DIRECTIONS:
Every line in the entries that holds "image" should be identified and copied.

RECORDS TO PROCESS:
◇ ◇ ◇ ◇

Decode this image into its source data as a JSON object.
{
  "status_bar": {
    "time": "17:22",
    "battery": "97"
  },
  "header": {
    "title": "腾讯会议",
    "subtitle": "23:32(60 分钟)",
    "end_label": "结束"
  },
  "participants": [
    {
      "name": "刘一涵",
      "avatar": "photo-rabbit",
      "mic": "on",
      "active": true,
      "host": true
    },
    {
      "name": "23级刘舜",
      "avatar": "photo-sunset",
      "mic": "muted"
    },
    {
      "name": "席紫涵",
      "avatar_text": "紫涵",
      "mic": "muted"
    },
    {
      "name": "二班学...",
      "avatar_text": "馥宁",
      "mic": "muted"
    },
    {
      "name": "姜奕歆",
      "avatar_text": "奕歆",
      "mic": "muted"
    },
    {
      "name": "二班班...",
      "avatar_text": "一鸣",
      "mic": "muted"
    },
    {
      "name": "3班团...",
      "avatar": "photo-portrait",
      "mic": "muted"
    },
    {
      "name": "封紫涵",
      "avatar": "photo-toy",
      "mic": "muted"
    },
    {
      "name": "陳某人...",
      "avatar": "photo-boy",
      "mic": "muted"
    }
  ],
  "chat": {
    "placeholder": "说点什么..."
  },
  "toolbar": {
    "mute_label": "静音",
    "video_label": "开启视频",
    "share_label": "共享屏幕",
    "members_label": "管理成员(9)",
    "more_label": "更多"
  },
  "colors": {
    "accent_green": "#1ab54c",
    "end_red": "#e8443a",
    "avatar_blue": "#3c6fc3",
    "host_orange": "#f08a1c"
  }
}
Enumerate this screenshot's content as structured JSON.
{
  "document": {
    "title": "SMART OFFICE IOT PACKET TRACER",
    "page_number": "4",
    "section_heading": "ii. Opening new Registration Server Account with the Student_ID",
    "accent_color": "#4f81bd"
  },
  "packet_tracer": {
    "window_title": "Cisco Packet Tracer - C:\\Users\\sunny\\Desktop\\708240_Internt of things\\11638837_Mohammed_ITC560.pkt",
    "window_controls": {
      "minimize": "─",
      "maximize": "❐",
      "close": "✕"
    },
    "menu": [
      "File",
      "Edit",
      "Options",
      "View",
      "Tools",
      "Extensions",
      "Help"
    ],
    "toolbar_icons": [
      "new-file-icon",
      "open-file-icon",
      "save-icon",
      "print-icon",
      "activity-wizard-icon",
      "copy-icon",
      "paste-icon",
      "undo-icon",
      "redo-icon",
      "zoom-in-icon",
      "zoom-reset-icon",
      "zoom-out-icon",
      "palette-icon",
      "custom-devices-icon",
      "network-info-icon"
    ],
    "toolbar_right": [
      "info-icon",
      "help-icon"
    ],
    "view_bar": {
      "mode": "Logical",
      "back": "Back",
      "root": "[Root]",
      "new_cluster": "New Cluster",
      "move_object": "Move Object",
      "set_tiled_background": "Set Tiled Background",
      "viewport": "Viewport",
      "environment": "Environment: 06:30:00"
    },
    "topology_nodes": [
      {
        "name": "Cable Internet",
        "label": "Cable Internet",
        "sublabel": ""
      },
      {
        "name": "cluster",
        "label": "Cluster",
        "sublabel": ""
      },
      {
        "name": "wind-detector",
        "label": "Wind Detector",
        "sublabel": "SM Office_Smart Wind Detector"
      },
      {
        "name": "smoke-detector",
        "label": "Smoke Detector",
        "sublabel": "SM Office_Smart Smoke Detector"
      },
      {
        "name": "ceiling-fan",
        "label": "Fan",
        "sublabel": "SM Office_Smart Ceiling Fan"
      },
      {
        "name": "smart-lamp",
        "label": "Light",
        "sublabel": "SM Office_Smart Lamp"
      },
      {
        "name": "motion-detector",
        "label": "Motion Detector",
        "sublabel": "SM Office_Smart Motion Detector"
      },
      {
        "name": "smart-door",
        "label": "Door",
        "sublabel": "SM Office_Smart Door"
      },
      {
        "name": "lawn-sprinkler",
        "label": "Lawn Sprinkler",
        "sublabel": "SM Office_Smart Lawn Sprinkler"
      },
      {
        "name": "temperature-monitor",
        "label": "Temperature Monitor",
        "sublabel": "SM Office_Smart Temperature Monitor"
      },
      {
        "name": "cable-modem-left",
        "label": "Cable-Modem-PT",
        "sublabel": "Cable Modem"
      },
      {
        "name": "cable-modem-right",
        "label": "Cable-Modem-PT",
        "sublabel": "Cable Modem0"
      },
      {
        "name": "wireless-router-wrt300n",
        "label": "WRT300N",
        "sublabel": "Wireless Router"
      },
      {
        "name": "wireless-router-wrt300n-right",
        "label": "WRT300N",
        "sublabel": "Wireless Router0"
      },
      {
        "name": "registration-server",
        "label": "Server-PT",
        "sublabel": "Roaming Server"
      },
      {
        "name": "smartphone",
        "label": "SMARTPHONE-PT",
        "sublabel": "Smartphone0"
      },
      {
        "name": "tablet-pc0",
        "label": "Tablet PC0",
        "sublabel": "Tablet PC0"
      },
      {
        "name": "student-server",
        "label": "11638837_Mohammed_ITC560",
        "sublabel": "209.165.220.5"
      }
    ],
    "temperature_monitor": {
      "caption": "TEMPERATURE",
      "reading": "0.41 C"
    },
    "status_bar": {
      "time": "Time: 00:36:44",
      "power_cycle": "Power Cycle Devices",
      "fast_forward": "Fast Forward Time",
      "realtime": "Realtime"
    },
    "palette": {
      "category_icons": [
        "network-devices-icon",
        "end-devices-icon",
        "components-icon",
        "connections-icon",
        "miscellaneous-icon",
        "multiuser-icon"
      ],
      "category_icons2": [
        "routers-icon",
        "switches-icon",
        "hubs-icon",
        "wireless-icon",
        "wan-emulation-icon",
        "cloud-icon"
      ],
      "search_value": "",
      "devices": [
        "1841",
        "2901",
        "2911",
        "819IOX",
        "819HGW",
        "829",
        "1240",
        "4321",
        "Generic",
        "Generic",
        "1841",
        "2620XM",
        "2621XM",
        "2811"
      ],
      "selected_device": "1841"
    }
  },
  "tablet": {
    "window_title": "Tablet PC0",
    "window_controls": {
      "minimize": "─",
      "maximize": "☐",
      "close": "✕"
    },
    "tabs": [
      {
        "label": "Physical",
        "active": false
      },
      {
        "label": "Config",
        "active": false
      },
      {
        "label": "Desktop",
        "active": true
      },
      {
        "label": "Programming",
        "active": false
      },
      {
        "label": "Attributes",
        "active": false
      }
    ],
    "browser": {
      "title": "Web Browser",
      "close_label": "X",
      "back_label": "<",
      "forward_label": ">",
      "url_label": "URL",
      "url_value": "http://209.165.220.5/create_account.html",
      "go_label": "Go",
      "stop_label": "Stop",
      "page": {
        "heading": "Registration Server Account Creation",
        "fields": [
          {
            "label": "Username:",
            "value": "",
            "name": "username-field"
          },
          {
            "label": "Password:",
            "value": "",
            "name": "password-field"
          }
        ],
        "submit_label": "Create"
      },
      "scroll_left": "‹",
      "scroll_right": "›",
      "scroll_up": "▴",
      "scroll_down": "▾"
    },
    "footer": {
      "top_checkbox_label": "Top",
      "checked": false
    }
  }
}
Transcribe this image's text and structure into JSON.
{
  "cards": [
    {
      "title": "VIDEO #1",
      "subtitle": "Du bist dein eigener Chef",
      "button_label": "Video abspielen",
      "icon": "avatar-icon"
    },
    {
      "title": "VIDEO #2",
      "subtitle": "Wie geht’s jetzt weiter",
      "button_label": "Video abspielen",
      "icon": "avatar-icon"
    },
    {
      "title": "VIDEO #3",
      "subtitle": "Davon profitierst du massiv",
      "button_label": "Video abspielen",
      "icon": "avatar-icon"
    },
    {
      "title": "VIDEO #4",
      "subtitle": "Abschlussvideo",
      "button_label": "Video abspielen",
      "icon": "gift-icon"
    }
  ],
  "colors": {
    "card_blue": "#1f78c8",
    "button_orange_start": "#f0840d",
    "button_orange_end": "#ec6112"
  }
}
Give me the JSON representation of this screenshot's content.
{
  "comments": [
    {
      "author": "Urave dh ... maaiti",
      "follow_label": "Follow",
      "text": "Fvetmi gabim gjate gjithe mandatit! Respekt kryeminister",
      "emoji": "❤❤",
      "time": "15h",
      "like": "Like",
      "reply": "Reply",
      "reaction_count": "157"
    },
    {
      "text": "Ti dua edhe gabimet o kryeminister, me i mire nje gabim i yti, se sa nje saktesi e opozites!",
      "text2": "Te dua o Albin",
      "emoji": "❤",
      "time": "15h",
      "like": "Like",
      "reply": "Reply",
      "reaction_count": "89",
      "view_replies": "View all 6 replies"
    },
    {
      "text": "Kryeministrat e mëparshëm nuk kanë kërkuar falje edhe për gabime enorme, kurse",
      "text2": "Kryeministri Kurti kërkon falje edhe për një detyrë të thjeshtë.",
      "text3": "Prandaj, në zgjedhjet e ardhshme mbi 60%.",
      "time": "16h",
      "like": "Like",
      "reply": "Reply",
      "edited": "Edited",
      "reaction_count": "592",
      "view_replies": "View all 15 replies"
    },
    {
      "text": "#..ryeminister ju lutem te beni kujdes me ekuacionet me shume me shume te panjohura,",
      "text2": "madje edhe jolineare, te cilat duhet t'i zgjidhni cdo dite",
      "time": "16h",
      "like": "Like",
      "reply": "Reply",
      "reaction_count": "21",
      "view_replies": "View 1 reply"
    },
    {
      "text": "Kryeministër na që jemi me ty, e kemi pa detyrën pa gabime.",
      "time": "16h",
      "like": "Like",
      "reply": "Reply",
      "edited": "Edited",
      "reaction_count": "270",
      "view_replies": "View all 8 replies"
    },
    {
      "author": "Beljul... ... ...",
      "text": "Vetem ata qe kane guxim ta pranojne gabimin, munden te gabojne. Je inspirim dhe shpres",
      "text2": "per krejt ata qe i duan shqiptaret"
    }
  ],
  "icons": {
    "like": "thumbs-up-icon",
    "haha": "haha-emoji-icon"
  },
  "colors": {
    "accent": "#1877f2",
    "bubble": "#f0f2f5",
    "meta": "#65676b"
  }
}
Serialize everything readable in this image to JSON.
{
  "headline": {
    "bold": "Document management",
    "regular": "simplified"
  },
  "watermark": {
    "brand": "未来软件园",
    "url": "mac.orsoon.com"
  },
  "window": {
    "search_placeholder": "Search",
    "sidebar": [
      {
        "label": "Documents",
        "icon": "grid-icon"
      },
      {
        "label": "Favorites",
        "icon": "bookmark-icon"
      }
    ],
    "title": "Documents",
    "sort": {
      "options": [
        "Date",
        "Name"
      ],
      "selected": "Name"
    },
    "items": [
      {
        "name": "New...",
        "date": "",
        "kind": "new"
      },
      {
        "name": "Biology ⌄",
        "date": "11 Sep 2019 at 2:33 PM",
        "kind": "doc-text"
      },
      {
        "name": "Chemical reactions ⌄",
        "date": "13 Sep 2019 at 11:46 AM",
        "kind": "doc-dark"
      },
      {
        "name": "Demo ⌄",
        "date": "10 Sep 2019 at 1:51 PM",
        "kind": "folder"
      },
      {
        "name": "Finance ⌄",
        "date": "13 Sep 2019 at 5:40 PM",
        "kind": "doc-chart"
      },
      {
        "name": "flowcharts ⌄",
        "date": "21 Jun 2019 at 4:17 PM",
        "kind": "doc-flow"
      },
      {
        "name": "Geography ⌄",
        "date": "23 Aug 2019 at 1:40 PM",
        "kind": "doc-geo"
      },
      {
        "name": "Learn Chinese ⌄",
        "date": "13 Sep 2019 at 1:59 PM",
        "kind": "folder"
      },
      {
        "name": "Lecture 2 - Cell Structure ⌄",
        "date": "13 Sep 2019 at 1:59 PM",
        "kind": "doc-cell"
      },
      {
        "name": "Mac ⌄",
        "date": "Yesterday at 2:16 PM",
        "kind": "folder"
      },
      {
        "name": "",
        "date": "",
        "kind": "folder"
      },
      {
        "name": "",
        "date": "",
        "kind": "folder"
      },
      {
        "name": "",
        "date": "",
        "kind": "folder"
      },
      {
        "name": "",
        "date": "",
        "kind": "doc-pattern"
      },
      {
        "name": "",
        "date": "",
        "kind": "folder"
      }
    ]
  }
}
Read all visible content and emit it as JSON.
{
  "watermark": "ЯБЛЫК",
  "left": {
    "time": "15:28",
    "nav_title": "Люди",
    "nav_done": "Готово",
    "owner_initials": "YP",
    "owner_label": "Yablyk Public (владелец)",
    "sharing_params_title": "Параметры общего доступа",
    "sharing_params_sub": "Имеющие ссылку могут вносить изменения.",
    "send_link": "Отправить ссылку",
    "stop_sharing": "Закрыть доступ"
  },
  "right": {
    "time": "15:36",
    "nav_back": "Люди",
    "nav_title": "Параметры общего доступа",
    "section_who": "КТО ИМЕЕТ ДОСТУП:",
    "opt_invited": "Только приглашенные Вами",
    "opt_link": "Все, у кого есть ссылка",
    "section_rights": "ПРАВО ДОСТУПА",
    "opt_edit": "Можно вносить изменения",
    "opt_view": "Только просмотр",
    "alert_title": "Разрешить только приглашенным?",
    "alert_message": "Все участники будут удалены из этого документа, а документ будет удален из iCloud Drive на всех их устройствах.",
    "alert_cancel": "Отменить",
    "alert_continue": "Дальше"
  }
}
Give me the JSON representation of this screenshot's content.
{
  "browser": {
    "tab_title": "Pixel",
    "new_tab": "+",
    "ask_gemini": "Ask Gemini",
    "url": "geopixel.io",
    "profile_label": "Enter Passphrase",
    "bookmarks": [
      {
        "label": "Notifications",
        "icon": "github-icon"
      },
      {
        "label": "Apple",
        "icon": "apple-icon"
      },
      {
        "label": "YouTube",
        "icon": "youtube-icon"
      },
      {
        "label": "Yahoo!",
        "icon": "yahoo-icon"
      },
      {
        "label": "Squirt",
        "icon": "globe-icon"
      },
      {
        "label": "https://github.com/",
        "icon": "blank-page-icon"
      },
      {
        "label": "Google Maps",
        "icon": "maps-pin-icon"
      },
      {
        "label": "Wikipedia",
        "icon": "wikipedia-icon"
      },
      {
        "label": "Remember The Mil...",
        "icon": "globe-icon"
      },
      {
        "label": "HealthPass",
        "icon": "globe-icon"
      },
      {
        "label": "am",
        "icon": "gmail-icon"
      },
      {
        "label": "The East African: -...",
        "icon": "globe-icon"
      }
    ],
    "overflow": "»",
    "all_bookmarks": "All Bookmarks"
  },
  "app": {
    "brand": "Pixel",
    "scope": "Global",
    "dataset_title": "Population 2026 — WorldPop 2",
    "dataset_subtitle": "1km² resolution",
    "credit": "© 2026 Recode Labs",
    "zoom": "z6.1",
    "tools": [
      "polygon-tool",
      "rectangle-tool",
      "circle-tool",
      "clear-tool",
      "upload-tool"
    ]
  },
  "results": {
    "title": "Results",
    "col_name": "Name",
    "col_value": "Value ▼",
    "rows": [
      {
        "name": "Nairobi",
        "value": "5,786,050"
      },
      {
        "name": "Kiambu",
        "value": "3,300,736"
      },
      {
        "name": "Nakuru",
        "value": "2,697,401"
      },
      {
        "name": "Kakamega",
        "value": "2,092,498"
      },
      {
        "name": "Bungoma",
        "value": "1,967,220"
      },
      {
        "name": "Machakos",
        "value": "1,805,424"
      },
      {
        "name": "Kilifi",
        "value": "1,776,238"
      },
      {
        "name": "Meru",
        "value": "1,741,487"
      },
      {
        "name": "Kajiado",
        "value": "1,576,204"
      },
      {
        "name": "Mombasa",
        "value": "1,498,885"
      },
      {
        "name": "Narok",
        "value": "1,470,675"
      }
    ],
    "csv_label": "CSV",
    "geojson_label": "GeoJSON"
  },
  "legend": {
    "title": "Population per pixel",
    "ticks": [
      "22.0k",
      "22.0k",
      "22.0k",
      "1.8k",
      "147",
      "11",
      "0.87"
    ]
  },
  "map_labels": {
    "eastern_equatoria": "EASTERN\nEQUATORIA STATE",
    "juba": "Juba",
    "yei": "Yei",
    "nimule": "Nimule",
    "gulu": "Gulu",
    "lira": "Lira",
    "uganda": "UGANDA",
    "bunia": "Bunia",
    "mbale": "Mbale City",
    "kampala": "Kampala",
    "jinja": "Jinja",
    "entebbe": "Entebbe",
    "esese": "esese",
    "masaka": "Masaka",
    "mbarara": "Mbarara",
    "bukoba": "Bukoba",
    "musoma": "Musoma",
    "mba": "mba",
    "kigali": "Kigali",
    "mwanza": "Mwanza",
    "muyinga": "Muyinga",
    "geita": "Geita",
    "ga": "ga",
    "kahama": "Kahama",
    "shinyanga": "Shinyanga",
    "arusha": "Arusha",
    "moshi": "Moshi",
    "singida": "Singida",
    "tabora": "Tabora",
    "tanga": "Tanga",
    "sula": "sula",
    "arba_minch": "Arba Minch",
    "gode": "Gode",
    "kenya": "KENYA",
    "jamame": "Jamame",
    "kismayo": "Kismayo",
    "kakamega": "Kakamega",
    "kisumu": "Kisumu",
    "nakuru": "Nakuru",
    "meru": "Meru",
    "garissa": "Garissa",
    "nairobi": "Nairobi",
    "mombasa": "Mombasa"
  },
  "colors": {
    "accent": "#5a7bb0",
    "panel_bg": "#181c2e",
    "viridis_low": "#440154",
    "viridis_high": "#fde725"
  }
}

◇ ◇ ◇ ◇

PROBLEM SOLUTION:
Decode this image into its source data as a JSON object.
Transcribe this image's text and structure into JSON.
Serialize everything readable in this image to JSON.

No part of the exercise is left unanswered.